_Assignment_:
Repeat each record exactly as written, and drop any images.

_Source material_:
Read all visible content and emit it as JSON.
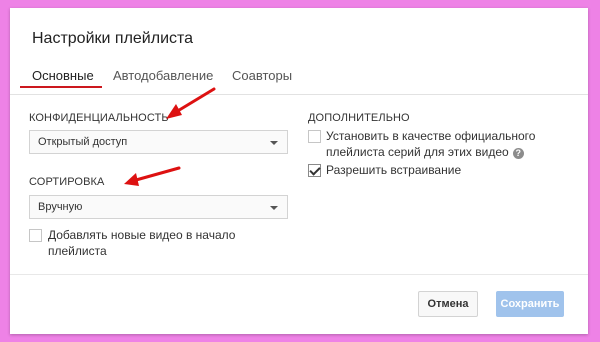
{
  "dialog": {
    "title": "Настройки плейлиста",
    "tabs": [
      {
        "label": "Основные",
        "active": true
      },
      {
        "label": "Автодобавление",
        "active": false
      },
      {
        "label": "Соавторы",
        "active": false
      }
    ]
  },
  "left": {
    "privacy": {
      "heading": "КОНФИДЕНЦИАЛЬНОСТЬ",
      "selected": "Открытый доступ"
    },
    "sorting": {
      "heading": "СОРТИРОВКА",
      "selected": "Вручную"
    },
    "add_to_top": {
      "line1": "Добавлять новые видео в начало",
      "line2": "плейлиста",
      "checked": false
    }
  },
  "right": {
    "heading": "ДОПОЛНИТЕЛЬНО",
    "official_series": {
      "line1": "Установить в качестве официального",
      "line2": "плейлиста серий для этих видео",
      "checked": false,
      "help_glyph": "?"
    },
    "allow_embed": {
      "label": "Разрешить встраивание",
      "checked": true
    }
  },
  "footer": {
    "cancel_label": "Отмена",
    "save_label": "Сохранить"
  },
  "colors": {
    "background": "#ee82e6",
    "tab_active_underline": "#cc181e",
    "save_button": "#a0c3ec",
    "annotation_arrow": "#dd1111"
  },
  "icons": {
    "dropdown": "chevron-down-icon",
    "help": "help-icon",
    "check": "checkmark-icon",
    "annotation": "red-arrow-icon"
  }
}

_Solution to the problem_:
Read all visible content and emit it as JSON.
{
  "dialog": {
    "title": "Настройки плейлиста",
    "tabs": [
      {
        "label": "Основные",
        "active": true
      },
      {
        "label": "Автодобавление",
        "active": false
      },
      {
        "label": "Соавторы",
        "active": false
      }
    ]
  },
  "left": {
    "privacy": {
      "heading": "КОНФИДЕНЦИАЛЬНОСТЬ",
      "selected": "Открытый доступ"
    },
    "sorting": {
      "heading": "СОРТИРОВКА",
      "selected": "Вручную"
    },
    "add_to_top": {
      "line1": "Добавлять новые видео в начало",
      "line2": "плейлиста",
      "checked": false
    }
  },
  "right": {
    "heading": "ДОПОЛНИТЕЛЬНО",
    "official_series": {
      "line1": "Установить в качестве официального",
      "line2": "плейлиста серий для этих видео",
      "checked": false,
      "help_glyph": "?"
    },
    "allow_embed": {
      "label": "Разрешить встраивание",
      "checked": true
    }
  },
  "footer": {
    "cancel_label": "Отмена",
    "save_label": "Сохранить"
  },
  "colors": {
    "background": "#ee82e6",
    "tab_active_underline": "#cc181e",
    "save_button": "#a0c3ec",
    "annotation_arrow": "#dd1111"
  },
  "icons": {
    "dropdown": "chevron-down-icon",
    "help": "help-icon",
    "check": "checkmark-icon",
    "annotation": "red-arrow-icon"
  }
}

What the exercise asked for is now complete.